  1. #1 George Lasry
    7. Februar 2017

    This is without doubt a very impressive achievement, with a problem previously considered as intractable. It involved new creative and innovative approaches. Well done!

  2. #2 Klaus Schmeh
    7. Februar 2017

    Bart Wenmeckers via Facebook:
    Very nice Klaus.
    Here is a 44con presentation on enigma that may be also of interest.

  3. #3 Klaus Schmeh
    7. Februar 2017

    @Bart Wenmeckers:
    Thanks for the link. I met Ben Gatti and Bob Weiss at the Charlotte Crypto Symposium a few years ago.

  4. #4 Detlev Vreisleben
    7. Februar 2017

    “Quartiermeister” und “Kasernengelaende” gibt wohl mehr Sinn

  5. #5 Thomas
    8. Februar 2017

    “a further improved fitness function” – What is the improvement (in a nutshell)?

  6. #6 Rainer Boldhaus
    8. Februar 2017

    The paper “Modern Breaking of Enigma Ciphertexts” is ready for download on Frodes website “Cryptocellar”(Authors copy).

  7. #7 Thomas
    8. Februar 2017

    Thank you, Rainer, very interesting!

  8. #8 Frode & Olaf
    14. Februar 2017

    @ George: Many thanks for the very friendly and encouraging comment.

    @ Detlev: The plaintext, as quoted by Klaus, is the “raw” plaintext, meaning the exact decryption of the ciphertext with the recovered key. Authentical messages often contain garbles. The emending is not always as easy as in the given case, which contains four garbles. Another example with no less than 30 garbles is presented in the article.

    @ Thomas: A “fitness function” is not mentioned in the article. Although generally important, it is not the key element for improving the breaking ability in the case of short and/or garbled messages.
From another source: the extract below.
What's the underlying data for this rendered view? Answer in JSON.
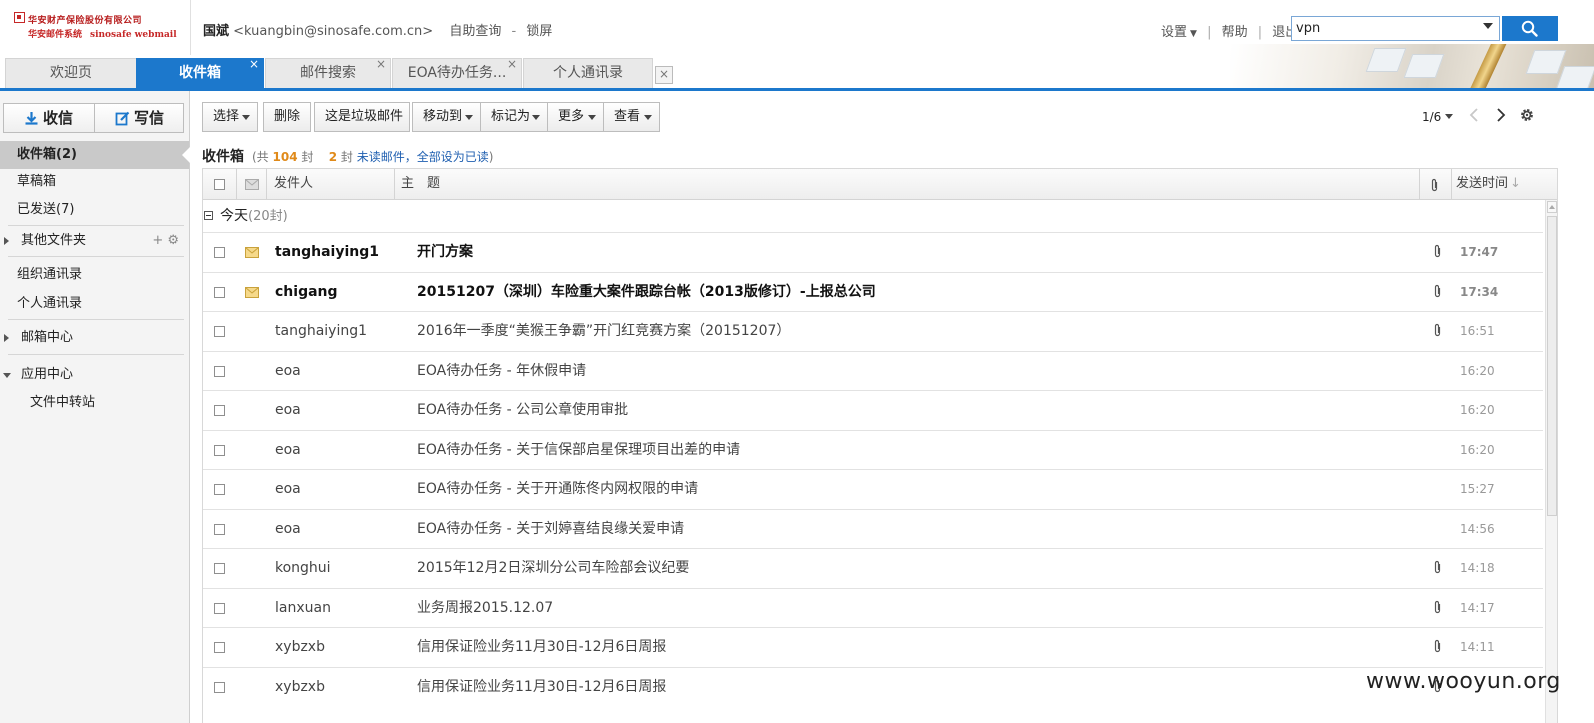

The decisive boost is rather produced by a partial exhaustion of the plugboard, meaning starting with an empty plugboard and plugging all “promising” or assumingly effective plugs.

  9. #9 Mohamed
    16. Oktober 2019

    Does anyone know if Germany made any improvements to the Enigma